NTFS permissions, which can be set only on drives partitioned with NTFS, can be assigned to drives and folders, just like sharing permissions, but they also can be assigned to individual files. Unlike sharing permissions, in which the default setting for a resource is Not Shared, NTFS permissions are set to allow access by default.
NTFS offers many more types of permission than the sharing permissions discussed in the previous section. For folders, you can assign these permissions:
- List Folder Contents: View a folder’s contents
- Read: View a folder’s contents, open files, and view file and folder attributes
- Read & Execute: Same as Read, plus the ability to move through folders to reach other folders, even if no permission is granted for those folders
- Write: Same as Read, plus the ability to create and edit subfolders and change attributes
- Modify: Combination of Read & Execute and Write, plus the ability to delete the folder
- Full Control: Same as Modify, plus the ability to change permissions, take ownership, and delete subfolders and files
Special Permissions: Allows you to customize permissions on folders by selecting the individual components of the standard sets of permissions
The list of permissions for individual files is the same, except for the List Folder Contents permission.

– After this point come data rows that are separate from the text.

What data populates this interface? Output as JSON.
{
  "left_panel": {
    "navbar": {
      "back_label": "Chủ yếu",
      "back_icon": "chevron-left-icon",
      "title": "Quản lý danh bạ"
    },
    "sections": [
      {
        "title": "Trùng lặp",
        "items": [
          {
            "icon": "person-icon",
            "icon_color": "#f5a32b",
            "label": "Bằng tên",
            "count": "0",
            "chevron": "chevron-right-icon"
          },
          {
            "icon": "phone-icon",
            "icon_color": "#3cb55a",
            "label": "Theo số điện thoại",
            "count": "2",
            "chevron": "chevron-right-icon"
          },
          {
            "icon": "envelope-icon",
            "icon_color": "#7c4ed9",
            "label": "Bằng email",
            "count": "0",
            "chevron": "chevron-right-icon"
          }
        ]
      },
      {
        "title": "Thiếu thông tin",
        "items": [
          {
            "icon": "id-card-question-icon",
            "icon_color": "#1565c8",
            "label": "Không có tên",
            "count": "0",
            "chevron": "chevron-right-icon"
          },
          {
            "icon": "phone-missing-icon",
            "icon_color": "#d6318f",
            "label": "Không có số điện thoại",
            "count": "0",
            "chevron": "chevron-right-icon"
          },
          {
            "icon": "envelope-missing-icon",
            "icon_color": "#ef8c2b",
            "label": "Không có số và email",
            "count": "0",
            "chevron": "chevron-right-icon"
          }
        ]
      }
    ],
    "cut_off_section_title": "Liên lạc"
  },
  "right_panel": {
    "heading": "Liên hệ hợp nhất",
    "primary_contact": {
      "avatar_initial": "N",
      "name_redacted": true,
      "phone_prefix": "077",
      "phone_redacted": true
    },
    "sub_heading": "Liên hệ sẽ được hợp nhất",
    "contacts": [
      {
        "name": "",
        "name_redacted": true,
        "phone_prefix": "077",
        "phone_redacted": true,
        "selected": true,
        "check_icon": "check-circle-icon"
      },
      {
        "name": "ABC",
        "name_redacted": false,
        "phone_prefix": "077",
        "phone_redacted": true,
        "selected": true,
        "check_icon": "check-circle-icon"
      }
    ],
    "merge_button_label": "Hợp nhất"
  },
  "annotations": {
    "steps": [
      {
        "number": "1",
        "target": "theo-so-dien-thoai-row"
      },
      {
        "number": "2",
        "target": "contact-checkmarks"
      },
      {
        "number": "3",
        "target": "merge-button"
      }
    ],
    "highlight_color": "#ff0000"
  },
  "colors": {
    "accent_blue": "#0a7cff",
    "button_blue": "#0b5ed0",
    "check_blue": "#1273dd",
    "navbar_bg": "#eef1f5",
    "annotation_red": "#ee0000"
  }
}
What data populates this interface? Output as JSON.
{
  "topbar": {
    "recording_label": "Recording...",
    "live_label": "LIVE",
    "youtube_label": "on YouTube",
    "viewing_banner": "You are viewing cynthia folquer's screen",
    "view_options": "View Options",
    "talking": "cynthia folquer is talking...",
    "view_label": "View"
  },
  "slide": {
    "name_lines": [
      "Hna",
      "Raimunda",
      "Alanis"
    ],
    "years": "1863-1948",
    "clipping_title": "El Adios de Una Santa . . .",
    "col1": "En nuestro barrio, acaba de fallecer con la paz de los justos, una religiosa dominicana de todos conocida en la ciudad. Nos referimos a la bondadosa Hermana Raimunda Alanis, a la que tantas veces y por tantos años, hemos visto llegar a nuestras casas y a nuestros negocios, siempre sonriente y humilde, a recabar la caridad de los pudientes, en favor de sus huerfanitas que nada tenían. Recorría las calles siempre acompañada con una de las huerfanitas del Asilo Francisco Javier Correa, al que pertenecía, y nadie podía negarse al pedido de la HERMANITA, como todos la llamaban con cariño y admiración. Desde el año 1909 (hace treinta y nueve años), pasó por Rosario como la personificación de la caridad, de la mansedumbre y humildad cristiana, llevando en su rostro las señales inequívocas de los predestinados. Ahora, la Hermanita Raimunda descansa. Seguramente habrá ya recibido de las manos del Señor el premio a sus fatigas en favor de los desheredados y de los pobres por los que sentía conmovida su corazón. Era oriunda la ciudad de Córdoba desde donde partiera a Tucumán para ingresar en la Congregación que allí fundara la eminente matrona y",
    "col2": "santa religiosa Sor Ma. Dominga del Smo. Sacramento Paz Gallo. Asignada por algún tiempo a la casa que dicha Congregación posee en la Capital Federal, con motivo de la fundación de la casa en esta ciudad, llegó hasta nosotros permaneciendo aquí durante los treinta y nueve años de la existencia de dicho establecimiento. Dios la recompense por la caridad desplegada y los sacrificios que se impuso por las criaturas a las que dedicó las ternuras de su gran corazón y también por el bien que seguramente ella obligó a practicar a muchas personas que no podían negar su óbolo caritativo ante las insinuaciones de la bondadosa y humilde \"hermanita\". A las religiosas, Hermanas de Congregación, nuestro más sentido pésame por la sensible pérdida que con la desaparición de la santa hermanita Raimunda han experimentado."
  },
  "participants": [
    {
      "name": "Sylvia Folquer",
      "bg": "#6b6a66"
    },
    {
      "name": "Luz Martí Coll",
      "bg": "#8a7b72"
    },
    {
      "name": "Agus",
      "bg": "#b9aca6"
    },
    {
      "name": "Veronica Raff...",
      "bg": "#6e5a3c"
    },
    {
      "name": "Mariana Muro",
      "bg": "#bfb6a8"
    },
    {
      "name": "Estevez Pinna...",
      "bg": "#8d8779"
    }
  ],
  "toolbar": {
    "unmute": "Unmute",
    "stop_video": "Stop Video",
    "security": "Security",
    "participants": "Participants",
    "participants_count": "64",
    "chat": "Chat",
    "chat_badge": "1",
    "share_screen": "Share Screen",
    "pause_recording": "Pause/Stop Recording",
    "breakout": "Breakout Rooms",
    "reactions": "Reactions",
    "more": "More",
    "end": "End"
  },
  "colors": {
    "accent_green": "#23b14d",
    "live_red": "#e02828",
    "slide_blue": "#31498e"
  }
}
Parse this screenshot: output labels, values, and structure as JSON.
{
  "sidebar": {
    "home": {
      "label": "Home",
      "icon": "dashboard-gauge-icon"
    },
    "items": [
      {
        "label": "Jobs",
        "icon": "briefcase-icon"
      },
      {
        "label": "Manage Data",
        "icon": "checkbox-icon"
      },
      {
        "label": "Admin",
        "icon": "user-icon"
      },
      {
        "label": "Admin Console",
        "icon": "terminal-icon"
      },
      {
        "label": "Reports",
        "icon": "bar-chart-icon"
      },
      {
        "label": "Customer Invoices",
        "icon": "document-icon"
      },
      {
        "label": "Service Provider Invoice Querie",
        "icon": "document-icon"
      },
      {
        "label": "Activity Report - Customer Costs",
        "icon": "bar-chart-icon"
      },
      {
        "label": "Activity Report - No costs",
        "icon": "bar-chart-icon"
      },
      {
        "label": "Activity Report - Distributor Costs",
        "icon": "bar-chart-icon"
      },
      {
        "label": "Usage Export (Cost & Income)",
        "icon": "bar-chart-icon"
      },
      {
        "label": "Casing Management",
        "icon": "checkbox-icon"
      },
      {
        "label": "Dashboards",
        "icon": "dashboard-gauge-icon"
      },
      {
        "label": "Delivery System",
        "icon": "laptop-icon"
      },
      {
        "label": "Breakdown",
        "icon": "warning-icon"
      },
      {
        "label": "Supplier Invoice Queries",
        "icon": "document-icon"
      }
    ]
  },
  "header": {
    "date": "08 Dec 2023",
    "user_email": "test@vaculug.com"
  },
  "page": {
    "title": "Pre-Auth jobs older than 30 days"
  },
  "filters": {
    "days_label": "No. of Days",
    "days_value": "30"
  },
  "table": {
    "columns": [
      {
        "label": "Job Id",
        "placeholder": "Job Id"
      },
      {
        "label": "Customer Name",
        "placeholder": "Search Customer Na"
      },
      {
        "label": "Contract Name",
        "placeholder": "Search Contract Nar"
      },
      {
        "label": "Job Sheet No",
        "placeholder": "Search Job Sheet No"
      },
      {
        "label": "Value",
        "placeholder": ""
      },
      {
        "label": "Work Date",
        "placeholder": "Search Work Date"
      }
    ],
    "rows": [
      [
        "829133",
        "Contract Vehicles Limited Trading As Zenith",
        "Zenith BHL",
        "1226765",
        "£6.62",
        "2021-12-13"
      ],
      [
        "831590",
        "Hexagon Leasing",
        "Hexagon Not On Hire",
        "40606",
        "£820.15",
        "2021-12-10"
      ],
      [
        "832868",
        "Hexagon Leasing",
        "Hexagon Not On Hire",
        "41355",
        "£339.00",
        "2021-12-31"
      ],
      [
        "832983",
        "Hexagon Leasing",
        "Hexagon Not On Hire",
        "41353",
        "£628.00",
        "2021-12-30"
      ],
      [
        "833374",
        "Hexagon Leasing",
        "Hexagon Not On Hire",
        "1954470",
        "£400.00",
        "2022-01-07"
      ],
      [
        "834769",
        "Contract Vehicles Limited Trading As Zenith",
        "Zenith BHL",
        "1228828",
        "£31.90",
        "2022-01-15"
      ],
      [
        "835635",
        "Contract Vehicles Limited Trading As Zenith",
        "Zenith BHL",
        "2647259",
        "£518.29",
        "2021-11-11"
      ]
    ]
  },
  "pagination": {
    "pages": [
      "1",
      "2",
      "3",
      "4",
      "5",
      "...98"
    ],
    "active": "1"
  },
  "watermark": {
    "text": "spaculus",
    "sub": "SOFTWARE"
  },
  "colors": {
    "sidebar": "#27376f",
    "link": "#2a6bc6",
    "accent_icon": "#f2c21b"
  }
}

For files, you can assign these permissions:
- Read: Open the file and view its attributes, ownership, and permissions
- Read & Execute: Same as Read, plus the ability to run applications
- Write: Same as Read, plus the ability to change file content and attributes
- Modify: Same as Write and Read & Execute combined, plus the ability to delete the file
- Full Control: Same as Modify, plus the ability to change permissions and take ownership
- Special Permissions: Allows you to customize permissions on files by selecting the individual components of the standard sets of permissions
Just like sharing permissions, NTFS permissions can be set to Allow with the Allow check box. Permissions are cumulative and can be inherited from parent folders or drives. NTFS permissions can also be set to Deny, but you should use Deny sparingly because it overrides more lenient permissions. For example, if you set Read access for a folder to Deny and the drive on which the folder resides allows Full Control, everything on that drive will have Full Control access except for that folder, which will have no access at all.
To set NTFS permissions, use the Security tab on the Properties page for a folder or file.